“The most important thing within a collaboration is that you should be able to be yourself. You must allow the other person to just do his thing. Be tolerant and show respect. Discuss your thoughts, but do it constructively so that your feedback actually benefits the other person. You have to get along well both professionally and personally.”
“You should not intend to make compromises, you’ll have to argue from time to time to achieve a better end result. If everyone always delivers only 50% of what they can achieve, a boring, average production will remain. But on the other hand, if everyone makes optimal use of their own abilities, a production is created that is stronger than the sum of its parts.”
“Sometimes someone cannot agree with your idea at that moment, but if a production ultimately gets better because of your idea, everyone should, in the end, be satisfied. You have to encourage your collaborator to look further than his comfort zone. It really helps to have a steady partner so that you can just do your thing. A good collaboration also makes music production more fun.”
How do you balance commercial and autonomous work?
“This comes down to finances. You can not always make things you like yourself; you’ll have to pay the bills too. As an established artist, you must always keep your target audience in mind. After all, you want new gigs.” Rinze and Joep want to gradually move towards the more autonomous side. Good examples of artists who started out commercially but moved into the more artistic side later are The WKND, Gesaffelstein, Daft Punk, and Calvin Harris.
How do you work together in practical terms? What software and hardware do you use?
At the HKU, Joep and Rinze got to learn Logic Pro, which they still use today. “Sharing projects is really easy with Logic and the sound quality is high. Logic is also available at every studio around the world. Ableton is very popular amongst solo producers, but the sound quality leaves something to be desired. “
“It’s a lot of work to achieve analog sounds from a computer. Often it is simply more convenient to actually use analog equipment in order to find the right sound in seconds.” Rinze recently started using the Novation Peak synthesizer and sends all his mixes trough an Avalon 747 tube compressor.
Do you ever organize jam sessions?
A jam session produces many creative things, but the result is not always useful. Sometimes we use an element or two from a jam, but never the full jam. It also helps to get out of a creative rut. And once in a while, it is fun to make something different.
Do you mix all your music yourself?
“With EDM you mix at the same time as you are producing, so we never really need a separate mix engineer.” Because the duo works in studios all over the world, they use Reference from Sonarworks to create a consistent monitoring environment.
Rinze and Joep have tried to work with a stem-mixer before, but because of their enormous eye for detail, they find it difficult to hand over a production. That’s why they also master all tracks themselves.
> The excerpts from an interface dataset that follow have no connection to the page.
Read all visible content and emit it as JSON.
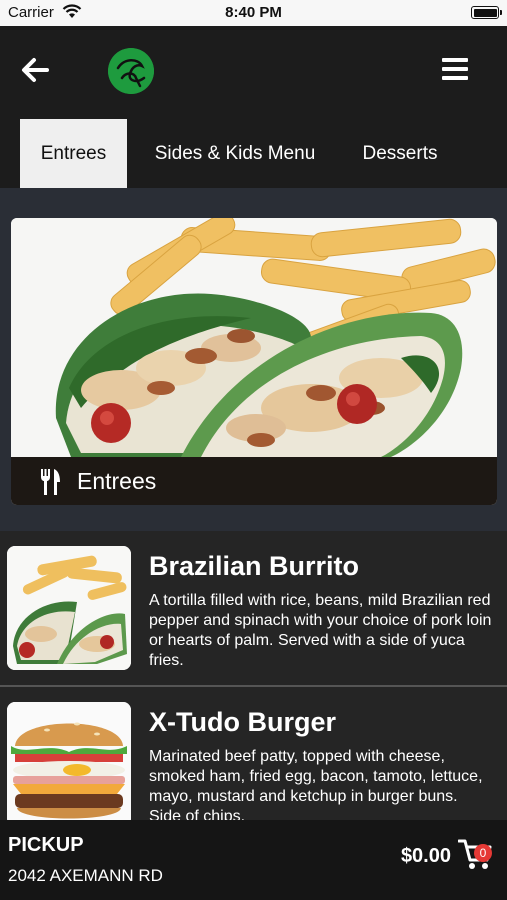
{
  "status_bar": {
    "carrier": "Carrier",
    "time": "8:40 PM"
  },
  "nav": {
    "back_icon": "arrow-left-icon",
    "logo_icon": "restaurant-logo",
    "menu_icon": "hamburger-menu-icon"
  },
  "tabs": [
    {
      "label": "Entrees",
      "active": true
    },
    {
      "label": "Sides & Kids Menu",
      "active": false
    },
    {
      "label": "Desserts",
      "active": false
    }
  ],
  "hero": {
    "caption": "Entrees",
    "caption_icon": "fork-knife-icon"
  },
  "menu_items": [
    {
      "name": "Brazilian Burrito",
      "description": "A tortilla filled with rice, beans, mild Brazilian red pepper and spinach with your choice of pork loin or hearts of palm. Served with a side of yuca fries.",
      "image": "burrito-photo"
    },
    {
      "name": "X-Tudo Burger",
      "description": "Marinated beef patty, topped with cheese, smoked ham, fried egg, bacon, tamoto, lettuce, mayo, mustard and ketchup in burger buns. Side of chips.",
      "image": "burger-photo"
    }
  ],
  "cart": {
    "pickup_label": "PICKUP",
    "address": "2042 AXEMANN RD",
    "total": "$0.00",
    "count": "0",
    "cart_icon": "shopping-cart-icon"
  },
  "colors": {
    "accent": "#1e9b3e",
    "badge": "#e53935",
    "tab_active_bg": "#efefef"
  }
}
Rinze and Joep have been working together for 10 years now, which makes their production process as smooth as silk. Musically speaking, the two never get stuck. They do, however, always try to raise the bar to a higher level. They constantly compare their music with major label releases and artists such as Arianna Grande and Robin Schulz.